The Elusive Fix for China’s Budget Crisis

Across China, many local governments are on the brink of bankruptcy. Some cities have reduced salaries for civil servants. Municipal health insurance cuts have sparked street protests.

A central government bailout could save the city from severe budget problems, but China has not turned to property taxes, an obvious option in other countries.

In China, where the government owns land, local governments rarely tax homeowners to support services such as schools. Cities rely instead on selling long-term leases to property developers. Revenues from these land sales have plummeted over the past year.

Last month, China’s central government announced it had finally figured out who owns 790 million apartments and other properties after a decade-long effort involving 100,000 workers. That knowledge means Beijing officials can start a nationwide property tax system. But they are not expected to do so anytime soon. Obstacles range from technical (complex) to economic (hitting homeowners at a sensitive time for the housing market) to political (putting government officials who own many homes at risk). (to be exposed to).

The idea of ​​introducing a property tax is not new. The Central Committee of the Communist Party of China, in many respects China’s supreme decision-making body, passed a resolution in 2003 to “impose a unified and standardized property tax on real estate, conditions permitting.”

Many economists support a property tax, especially Lu Ziwei, a former finance minister who remains an intellectual leader among Chinese technocrats. “The property tax is the most suitable local tax and should be introduced on a trial basis as soon as possible after the economy returns to normal growth,” he wrote in February.

The founder of the Chinese Communist Party, Mao Zedong, nationalized China’s land from the 1940s to the 1960s, taking it from wealthy families who suffered numerous casualties and transferring ownership to the state. Since the 1980s, local governments have funded much of the cost of building roads, running schools, and other activities by leasing large portions of their land to developers.

Until last year, land lease sales accounted for 7% of China’s economy.By comparison, the average property tax for 38 advanced democracies from the Organization for Economic Co-operation and Development is 1.9 percent.

The United States is particularly dependent on property taxes. Local authorities collect his 3% of the country’s gross domestic product each year through these taxes, spending much of it on public school costs.

Land lease financing has worked well for China for a long time. But a slow-motion crash in the housing market has caused dozens of developers to default on their bonds. They are struggling to complete their apartment project, much less buy land for their new project.

Proceeds from land sales over the last few decades have allowed China to keep other taxes low. Although China calls itself a socialist country, there are virtually no taxes on investment profits, inheritance and personal property. National and local governments rely on a regressive mix of heavy sales, payroll and business taxes on top of land leases to developers.
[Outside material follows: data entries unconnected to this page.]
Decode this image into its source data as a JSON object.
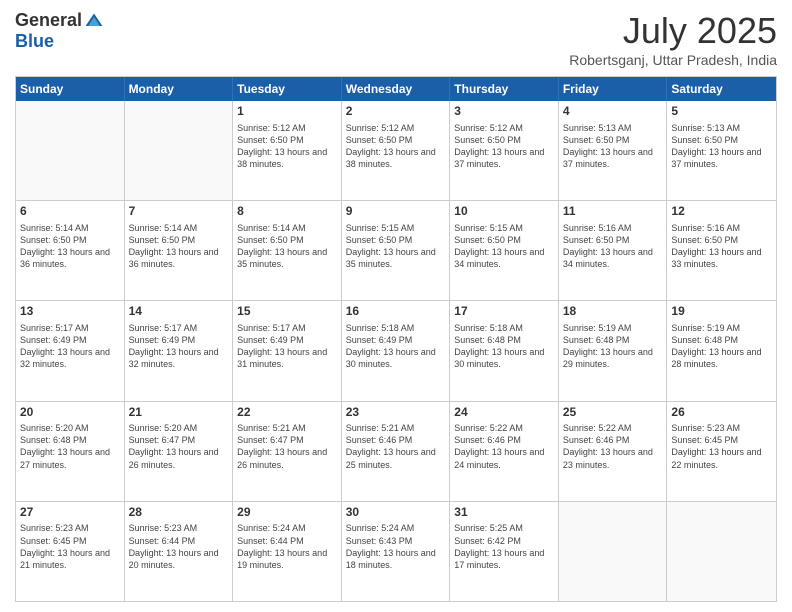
{
  "logo": {
    "general": "General",
    "blue": "Blue"
  },
  "header": {
    "month_year": "July 2025",
    "location": "Robertsganj, Uttar Pradesh, India"
  },
  "days_of_week": [
    "Sunday",
    "Monday",
    "Tuesday",
    "Wednesday",
    "Thursday",
    "Friday",
    "Saturday"
  ],
  "weeks": [
    [
      {
        "day": "",
        "info": ""
      },
      {
        "day": "",
        "info": ""
      },
      {
        "day": "1",
        "info": "Sunrise: 5:12 AM\nSunset: 6:50 PM\nDaylight: 13 hours and 38 minutes."
      },
      {
        "day": "2",
        "info": "Sunrise: 5:12 AM\nSunset: 6:50 PM\nDaylight: 13 hours and 38 minutes."
      },
      {
        "day": "3",
        "info": "Sunrise: 5:12 AM\nSunset: 6:50 PM\nDaylight: 13 hours and 37 minutes."
      },
      {
        "day": "4",
        "info": "Sunrise: 5:13 AM\nSunset: 6:50 PM\nDaylight: 13 hours and 37 minutes."
      },
      {
        "day": "5",
        "info": "Sunrise: 5:13 AM\nSunset: 6:50 PM\nDaylight: 13 hours and 37 minutes."
      }
    ],
    [
      {
        "day": "6",
        "info": "Sunrise: 5:14 AM\nSunset: 6:50 PM\nDaylight: 13 hours and 36 minutes."
      },
      {
        "day": "7",
        "info": "Sunrise: 5:14 AM\nSunset: 6:50 PM\nDaylight: 13 hours and 36 minutes."
      },
      {
        "day": "8",
        "info": "Sunrise: 5:14 AM\nSunset: 6:50 PM\nDaylight: 13 hours and 35 minutes."
      },
      {
        "day": "9",
        "info": "Sunrise: 5:15 AM\nSunset: 6:50 PM\nDaylight: 13 hours and 35 minutes."
      },
      {
        "day": "10",
        "info": "Sunrise: 5:15 AM\nSunset: 6:50 PM\nDaylight: 13 hours and 34 minutes."
      },
      {
        "day": "11",
        "info": "Sunrise: 5:16 AM\nSunset: 6:50 PM\nDaylight: 13 hours and 34 minutes."
      },
      {
        "day": "12",
        "info": "Sunrise: 5:16 AM\nSunset: 6:50 PM\nDaylight: 13 hours and 33 minutes."
      }
    ],
    [
      {
        "day": "13",
        "info": "Sunrise: 5:17 AM\nSunset: 6:49 PM\nDaylight: 13 hours and 32 minutes."
      },
      {
        "day": "14",
        "info": "Sunrise: 5:17 AM\nSunset: 6:49 PM\nDaylight: 13 hours and 32 minutes."
      },
      {
        "day": "15",
        "info": "Sunrise: 5:17 AM\nSunset: 6:49 PM\nDaylight: 13 hours and 31 minutes."
      },
      {
        "day": "16",
        "info": "Sunrise: 5:18 AM\nSunset: 6:49 PM\nDaylight: 13 hours and 30 minutes."
      },
      {
        "day": "17",
        "info": "Sunrise: 5:18 AM\nSunset: 6:48 PM\nDaylight: 13 hours and 30 minutes."
      },
      {
        "day": "18",
        "info": "Sunrise: 5:19 AM\nSunset: 6:48 PM\nDaylight: 13 hours and 29 minutes."
      },
      {
        "day": "19",
        "info": "Sunrise: 5:19 AM\nSunset: 6:48 PM\nDaylight: 13 hours and 28 minutes."
      }
    ],
    [
      {
        "day": "20",
        "info": "Sunrise: 5:20 AM\nSunset: 6:48 PM\nDaylight: 13 hours and 27 minutes."
      },
      {
        "day": "21",
        "info": "Sunrise: 5:20 AM\nSunset: 6:47 PM\nDaylight: 13 hours and 26 minutes."
      },
      {
        "day": "22",
        "info": "Sunrise: 5:21 AM\nSunset: 6:47 PM\nDaylight: 13 hours and 26 minutes."
      },
      {
        "day": "23",
        "info": "Sunrise: 5:21 AM\nSunset: 6:46 PM\nDaylight: 13 hours and 25 minutes."
      },
      {
        "day": "24",
        "info": "Sunrise: 5:22 AM\nSunset: 6:46 PM\nDaylight: 13 hours and 24 minutes."
      },
      {
        "day": "25",
        "info": "Sunrise: 5:22 AM\nSunset: 6:46 PM\nDaylight: 13 hours and 23 minutes."
      },
      {
        "day": "26",
        "info": "Sunrise: 5:23 AM\nSunset: 6:45 PM\nDaylight: 13 hours and 22 minutes."
      }
    ],
    [
      {
        "day": "27",
        "info": "Sunrise: 5:23 AM\nSunset: 6:45 PM\nDaylight: 13 hours and 21 minutes."
      },
      {
        "day": "28",
        "info": "Sunrise: 5:23 AM\nSunset: 6:44 PM\nDaylight: 13 hours and 20 minutes."
      },
      {
        "day": "29",
        "info": "Sunrise: 5:24 AM\nSunset: 6:44 PM\nDaylight: 13 hours and 19 minutes."
      },
      {
        "day": "30",
        "info": "Sunrise: 5:24 AM\nSunset: 6:43 PM\nDaylight: 13 hours and 18 minutes."
      },
      {
        "day": "31",
        "info": "Sunrise: 5:25 AM\nSunset: 6:42 PM\nDaylight: 13 hours and 17 minutes."
      },
      {
        "day": "",
        "info": ""
      },
      {
        "day": "",
        "info": ""
      }
    ]
  ]
}
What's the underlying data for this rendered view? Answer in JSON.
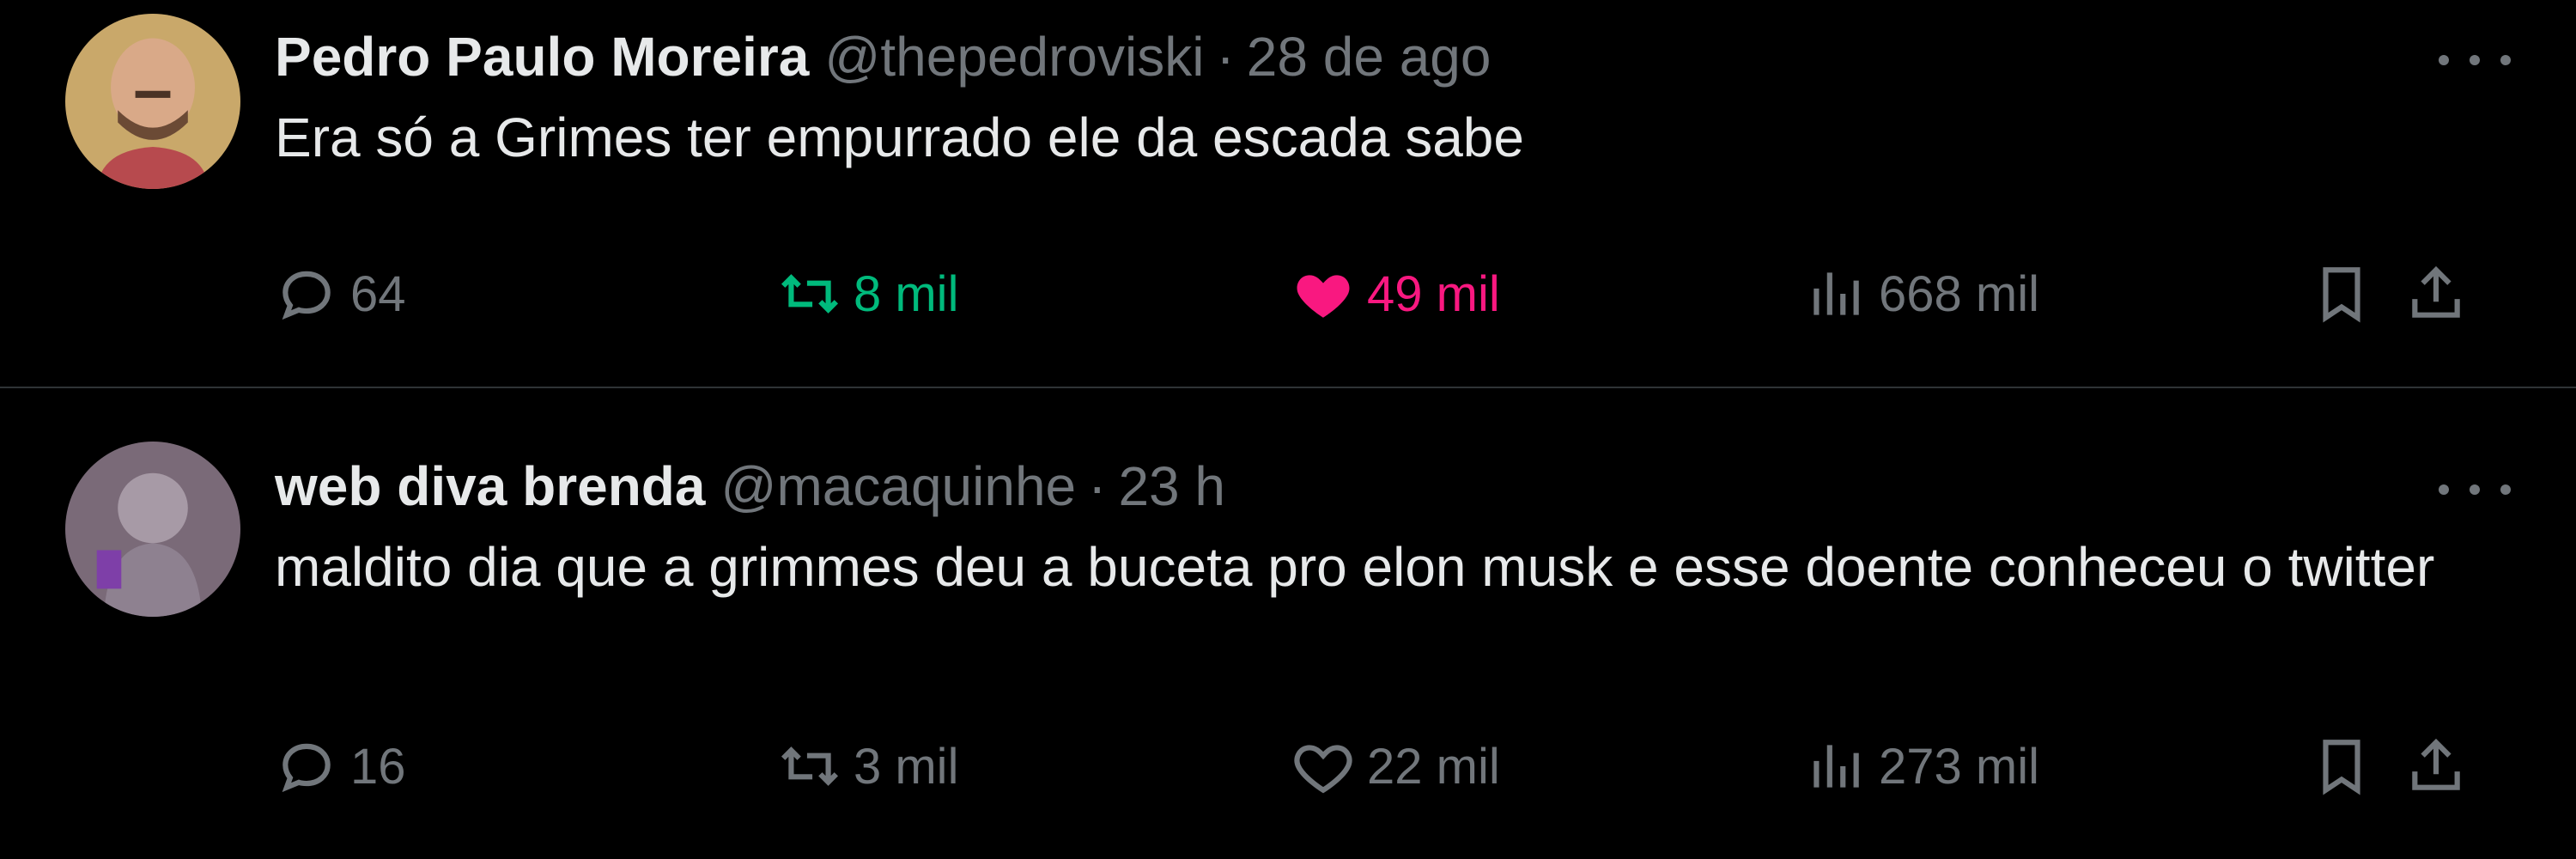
{
  "tweets": [
    {
      "author_name": "Pedro Paulo Moreira",
      "handle": "@thepedroviski",
      "separator": "·",
      "time": "28 de ago",
      "text": "Era só a Grimes ter empurrado ele da escada sabe",
      "replies": "64",
      "retweets": "8 mil",
      "likes": "49 mil",
      "views": "668 mil",
      "retweeted": true,
      "liked": true
    },
    {
      "author_name": "web diva brenda",
      "handle": "@macaquinhe",
      "separator": "·",
      "time": "23 h",
      "text": "maldito dia que a grimmes deu a buceta pro elon musk e esse doente conheceu o twitter",
      "replies": "16",
      "retweets": "3 mil",
      "likes": "22 mil",
      "views": "273 mil",
      "retweeted": false,
      "liked": false
    }
  ],
  "colors": {
    "background": "#000000",
    "text_primary": "#e7e9ea",
    "text_secondary": "#71767b",
    "retweet_active": "#00ba7c",
    "like_active": "#f91880",
    "divider": "#2f3336"
  },
  "icons": [
    "reply-icon",
    "retweet-icon",
    "like-icon",
    "views-icon",
    "bookmark-icon",
    "share-icon",
    "more-icon"
  ]
}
Public resistance to the property tax is strong. Apartment owners believe property taxes should be the developer’s responsibility. Developers are already paying the government a lot of money for land to build homes on.

“A common complaint is, ‘We’ve already paid too much for an apartment, so there’s no way to pay property taxes,'” said Shitong Qiao, a law professor at Duke University.

To make matters worse, local officials in charge of formulating real estate taxes have much to lose. A perk of a civil service job, especially in his 1990s, was the chance to buy an apartment for little or nothing.

Some apartments in big cities sell for millions of dollars, and high-ranking local government officials only earn $30,000 or $40,000 a year, so a 1% annual tax could cost them all their income. may be charged. Taxes can also expose the wealth of officials who speculate on land.

The introduction of property taxes could push home prices down during periods of low construction in all but the largest cities. Many homeowners are already worried about losing money on their apartment.

“In small cities, there is a growing need for property taxes to cover the fiscal deficit, but the housing market is also not as strong as in big cities,” said Zhu Ning, a professor at the Shanghai Institute of Advanced Finance.

The central government last year considered whether to introduce an “apartment tax” on China’s largest and most luxurious apartments and houses, two people familiar with China’s economic policymaking said on condition of anonymity.

But the mansion tax is not moving forward because it could undermine the already fragile confidence in the housing market, the officials said.

A long-term option suggested by overseas experts like Professor Qiao is to require apartment owners to start paying taxes when the building’s original land lease expires.

After Mao Zedong’s death, some early land leases expired after only 20 years.

But modern residential land leases are 70 years. Waiting decades to tax many apartments will not help China deal with its current financial crisis.

Jia Kang, a former finance ministry chief researcher who still advises the ministry, said the completion of the real estate registration system meant China was on track to eventually enact a real estate tax. .

“Unified registration of real estate is the most basic prerequisite for optimizing the management of the real estate market,” he said. “It also plays a role in supporting future property taxes.”

Re-U Contributed to research.

Related Articles

Leave a Reply

Your email address will not be published. Required fields are marked *

Back to top button